Semple said a government funding commitment needs to happen shortly.

“We're trying to do a feasibility study and if we have a big unknown that's between 100 per cent and zero per cent of the infrastructure, that leaves a gap (in our study) that affects our ability to raise finances and attract investment to get the project going.”

Minister of Northern Development and Mines Rick Bartolucci was noncommital on a timetable for provincial investment.

“We're in discussion with Cliffs (Natural Resources) and those discussions are confidential. The operative thing here is there is a very proactive discussion taking place with the Ring of Fire.”

The province's Ring of Fire Coordinator, Christine Kaszycki, said Ontario is prepared to partner with industry on infrastructure spending.

“We continue to work with the companies and understand that there is some kind of opportunity for public-private partnership, but I can't be any more specific than that.”

Catherine Cano, managing partner at National Public Relations, said developing the Far North is a huge opportunity, “but it has be done the right way.”

The Toronto and Montreal-based firm helped facilitate the many meetings between the stakeholders for Plan Nord.

“In Quebec, it was clear the government was engaged,” said Cano, who emphasized that Plan Nord was a grassroots response cultivated in the communities.

The process involved gathering 450 people drawn from industry, municipalities, First Nations and the province in 60 meetings over two years.

It was an exhaustive process, but the 25-year strategy achieved consensus and was endorsed by the Quebec government. Respecting the environmental concerns of First Nations was vital.

“I think that’s what defined the plan. There was huge consultation from the beginning,” said Cano. And the dialogue still continues.

Cano said it's an oversimplication to characterize Plan Nord as an $80-billion marketing exercise to attract global investment.

The plan will likely create more than 20,000 jobs, but the proof is already happening on the ground with housing booms in small northern Quebec towns, job training, road building and transmission line construction underway.

“People feel engaged and they’re partners now.

“The plan is going faster than you can imagine because people sat together from the beginning.”

Cano said it’s difficult to compare Plan Nord with Ontario’s Northern Growth Plan, but she’s heard the concerns in Thunder Bay and said those can only be addressed with more conversation.

“The communities (in northwestern Ontario) are very determined.

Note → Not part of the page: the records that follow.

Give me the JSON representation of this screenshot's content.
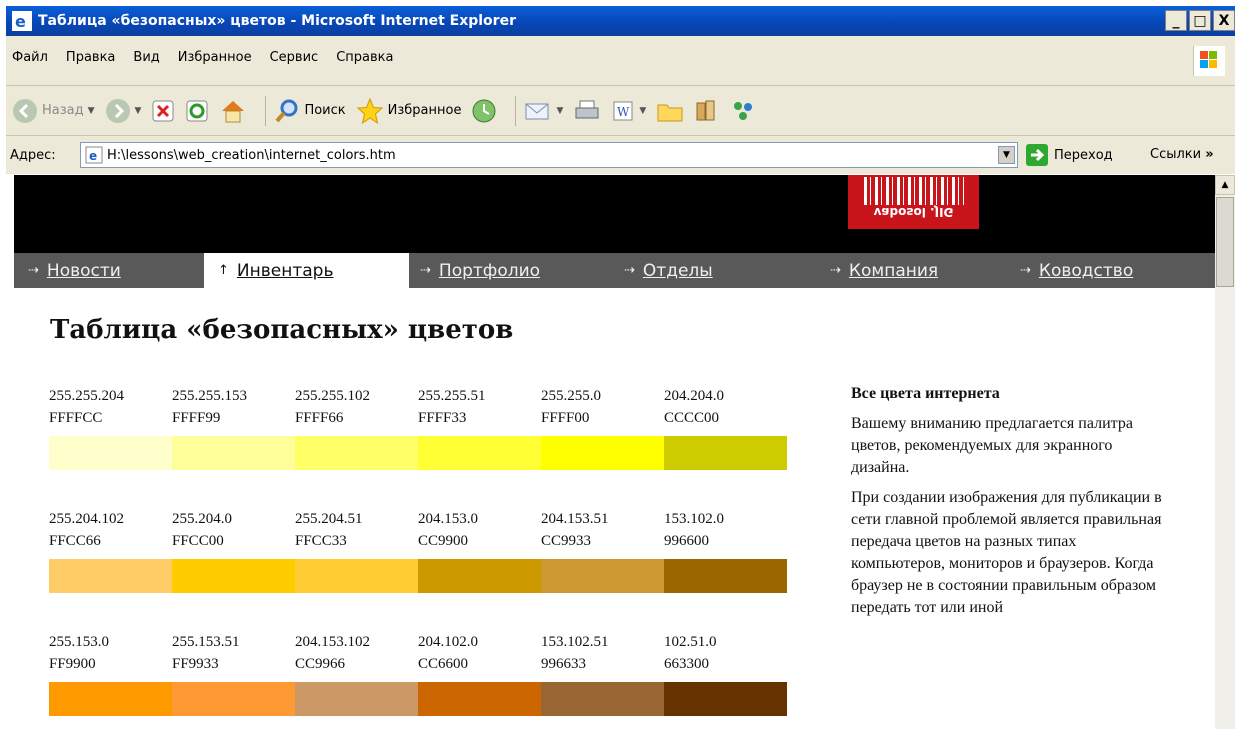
{
  "window": {
    "title": "Таблица «безопасных» цветов - Microsoft Internet Explorer",
    "buttons": [
      "_",
      "□",
      "X"
    ]
  },
  "menu": [
    "Файл",
    "Правка",
    "Вид",
    "Избранное",
    "Сервис",
    "Справка"
  ],
  "toolbar": {
    "back_label": "Назад",
    "search_label": "Поиск",
    "favorites_label": "Избранное"
  },
  "address": {
    "label": "Адрес:",
    "url": "H:\\lessons\\web_creation\\internet_colors.htm",
    "go_label": "Переход",
    "links_label": "Ссылки",
    "more": "»"
  },
  "site": {
    "logo_text": "vabosol .JIG",
    "nav": [
      {
        "label": "Новости",
        "arrow": "⇢",
        "active": false
      },
      {
        "label": "Инвентарь",
        "arrow": "↑",
        "active": true
      },
      {
        "label": "Портфолио",
        "arrow": "⇢",
        "active": false
      },
      {
        "label": "Отделы",
        "arrow": "⇢",
        "active": false
      },
      {
        "label": "Компания",
        "arrow": "⇢",
        "active": false
      },
      {
        "label": "Ководство",
        "arrow": "⇢",
        "active": false
      }
    ],
    "page_title": "Таблица «безопасных» цветов"
  },
  "swatches": [
    [
      {
        "rgb": "255.255.204",
        "hex": "FFFFCC",
        "color": "#FFFFCC"
      },
      {
        "rgb": "255.255.153",
        "hex": "FFFF99",
        "color": "#FFFF99"
      },
      {
        "rgb": "255.255.102",
        "hex": "FFFF66",
        "color": "#FFFF66"
      },
      {
        "rgb": "255.255.51",
        "hex": "FFFF33",
        "color": "#FFFF33"
      },
      {
        "rgb": "255.255.0",
        "hex": "FFFF00",
        "color": "#FFFF00"
      },
      {
        "rgb": "204.204.0",
        "hex": "CCCC00",
        "color": "#CCCC00"
      }
    ],
    [
      {
        "rgb": "255.204.102",
        "hex": "FFCC66",
        "color": "#FFCC66"
      },
      {
        "rgb": "255.204.0",
        "hex": "FFCC00",
        "color": "#FFCC00"
      },
      {
        "rgb": "255.204.51",
        "hex": "FFCC33",
        "color": "#FFCC33"
      },
      {
        "rgb": "204.153.0",
        "hex": "CC9900",
        "color": "#CC9900"
      },
      {
        "rgb": "204.153.51",
        "hex": "CC9933",
        "color": "#CC9933"
      },
      {
        "rgb": "153.102.0",
        "hex": "996600",
        "color": "#996600"
      }
    ],
    [
      {
        "rgb": "255.153.0",
        "hex": "FF9900",
        "color": "#FF9900"
      },
      {
        "rgb": "255.153.51",
        "hex": "FF9933",
        "color": "#FF9933"
      },
      {
        "rgb": "204.153.102",
        "hex": "CC9966",
        "color": "#CC9966"
      },
      {
        "rgb": "204.102.0",
        "hex": "CC6600",
        "color": "#CC6600"
      },
      {
        "rgb": "153.102.51",
        "hex": "996633",
        "color": "#996633"
      },
      {
        "rgb": "102.51.0",
        "hex": "663300",
        "color": "#663300"
      }
    ]
  ],
  "sidebar": {
    "heading": "Все цвета интернета",
    "p1": "Вашему вниманию предлагается палитра цветов, рекомендуемых для экранного дизайна.",
    "p2": "При создании изображения для публикации в сети главной проблемой является правильная передача цветов на разных типах компьютеров, мониторов и браузеров. Когда браузер не в состоянии правильным образом передать тот или иной"
  }
}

They understand what this opportunity means and they have a (chance) to take ownership, and in Quebec that’s what happened.”